== Warning Types ==
This is a pretty good result for the project of this age. There are no critical issues reported by brakeman. Non-critical issues/warnings should be fixed though. In general, security issues should always be prioritized.
The complete brakeman report is attached to this document.
The entire business logic of the application is implemented in models and controllers. The project almost doesn’t use the methods to organize the code, such as ServiceObjects or other ways of encapsulating business logic and organizing code with the help of design patterns.
Cyclomatic complexity is a measure of the number of paths through a particular piece of code. High cyclomatic complexity usually leads to difficulty in testing and a significant deterioration in the comprehensibility of the codebase.
The application contains 307 tables.

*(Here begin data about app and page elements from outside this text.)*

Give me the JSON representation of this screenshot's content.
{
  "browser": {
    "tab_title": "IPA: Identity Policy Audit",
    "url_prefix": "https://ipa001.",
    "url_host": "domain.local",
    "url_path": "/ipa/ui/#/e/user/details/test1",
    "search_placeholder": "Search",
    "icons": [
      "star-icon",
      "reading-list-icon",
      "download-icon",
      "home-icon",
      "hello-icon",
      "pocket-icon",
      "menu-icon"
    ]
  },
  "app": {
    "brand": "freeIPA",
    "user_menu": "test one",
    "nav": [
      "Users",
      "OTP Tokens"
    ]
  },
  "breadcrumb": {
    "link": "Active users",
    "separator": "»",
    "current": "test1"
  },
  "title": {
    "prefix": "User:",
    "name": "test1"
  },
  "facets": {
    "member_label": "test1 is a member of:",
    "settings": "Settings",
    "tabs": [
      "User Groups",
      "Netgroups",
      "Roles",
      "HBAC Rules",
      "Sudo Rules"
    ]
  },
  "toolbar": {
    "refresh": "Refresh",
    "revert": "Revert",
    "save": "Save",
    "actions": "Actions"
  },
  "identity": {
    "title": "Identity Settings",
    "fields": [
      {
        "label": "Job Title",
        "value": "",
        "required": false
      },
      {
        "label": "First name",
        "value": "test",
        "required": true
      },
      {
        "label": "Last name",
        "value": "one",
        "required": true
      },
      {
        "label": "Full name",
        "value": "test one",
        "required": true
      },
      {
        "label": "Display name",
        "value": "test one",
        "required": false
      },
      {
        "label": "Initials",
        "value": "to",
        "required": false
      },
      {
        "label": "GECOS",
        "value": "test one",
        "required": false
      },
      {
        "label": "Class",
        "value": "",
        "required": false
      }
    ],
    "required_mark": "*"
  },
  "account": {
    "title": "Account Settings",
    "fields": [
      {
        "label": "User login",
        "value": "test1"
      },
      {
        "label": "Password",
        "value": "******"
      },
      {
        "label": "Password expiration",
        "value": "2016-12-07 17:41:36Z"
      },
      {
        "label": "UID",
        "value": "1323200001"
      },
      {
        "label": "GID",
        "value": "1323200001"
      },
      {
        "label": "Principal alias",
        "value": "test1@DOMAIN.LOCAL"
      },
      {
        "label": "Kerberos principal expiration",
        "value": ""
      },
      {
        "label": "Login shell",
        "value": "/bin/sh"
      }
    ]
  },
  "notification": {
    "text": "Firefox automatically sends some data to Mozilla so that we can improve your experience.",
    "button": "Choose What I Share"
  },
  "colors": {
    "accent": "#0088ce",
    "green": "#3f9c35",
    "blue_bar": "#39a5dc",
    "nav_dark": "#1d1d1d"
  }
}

These tables are highly interrelated.
The application uses optimization techniques such as splitting data into tables so that it could be easily filtered with table joins and indexes.

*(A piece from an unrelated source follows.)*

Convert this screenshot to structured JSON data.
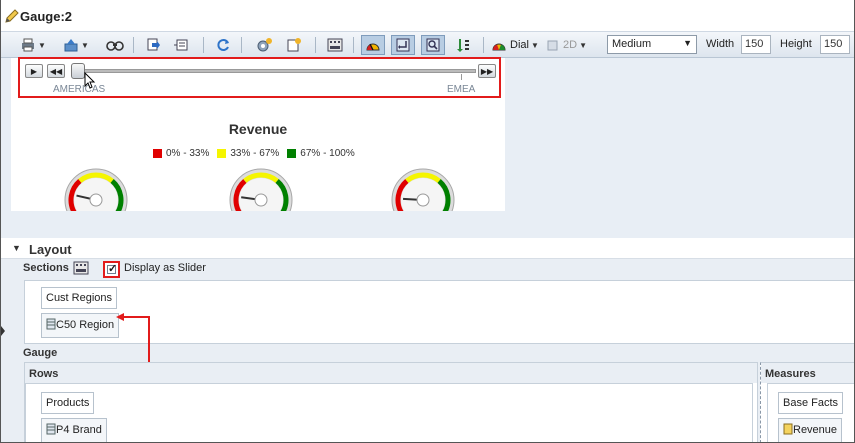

DB Schema contains a lot of indexes that should speed up a search (Now, there is no way to test how these indexes are really used by a DB planner).
Most of the tables are using Integer type for IDs, while since Rails 5.1 the Rails Core Team is advocating to use bigint (Update on Basecamp 3 being stuck in read-only as of Nov 8, 9:22am CST). For an application like this, it’s quite easy to reach the default integer max value, which could lead to an unexpected outage or switch the whole system to a read-only state.
Based on the information about the environment files, all environments are highly similar by configuration. This is a good indicator and reduces the chance of errors due to different environment settings.
The application didn’t have automated tests at all. That leads to problems with code refactoring and adaptation to new requirements. In addition, the codebase is quite large and has a lot of interconnections, which means the team will never know how any change will affect the whole system. So to prove that everything works, the business will need to invest more money in manual testing.
Tests are often used as documentation for developers to understand how the whole system works. So if there are no tests, it’s also necessary to create and support comprehensive technical documentation.
README project doesn’t contain helpful links such as API documentation, other documentation, third-party services used, as well as the development process accepted by the team, such as branching or/and deployment rules.
Bundler Audit results are perfect. That means that all the gems in the project don’t have known vulnerabilities or don’t use insecure connections.
Rubocop (ruby static code analyzer) with a default config resulted in 628 files inspected, 39155 offenses detected, 32120 offenses auto-correctable.
A big part of business logic on controllers with many filters will be a problem during the initial test suite setup. The team will need to understand every aspect of the specific part to write down even the most straightforward test examples.
The lack of code isolation (e.g., using PORO classes) deprives the team of the ability to write unit tests on isolated logic. It is easier to test the interaction of parts of the system with each other afterward.
The app follows Rails Way, which was very popular about ten years ago. But it is written without using development approaches that guarantee quality and make it easy to maintain. Such a codebase is complicated to work with and develop. Any change in requirements and new functionality is complicated to build in. And reusing existing logic is virtually impossible. Most controllers in an application depart from the REST standards for this very reason. Because of this, they become extremely large. On the implementation side, testing is just one of the first steps needed to refactor the application. Refactoring, in the long run, Refactoring will increase the development speed and Time To Market for new functionality while increasing the system's fault tolerance.
In the Gemfile of the project, there is also no bug tracker such as Sentry or its alternatives. This leads to the difficulty of catching bugs in the production environment.
Our teams should cooperate closely to start automated tests development because of the reasons above; this will increase the time required for high quality and complete coverage of the application by automated test scenarios.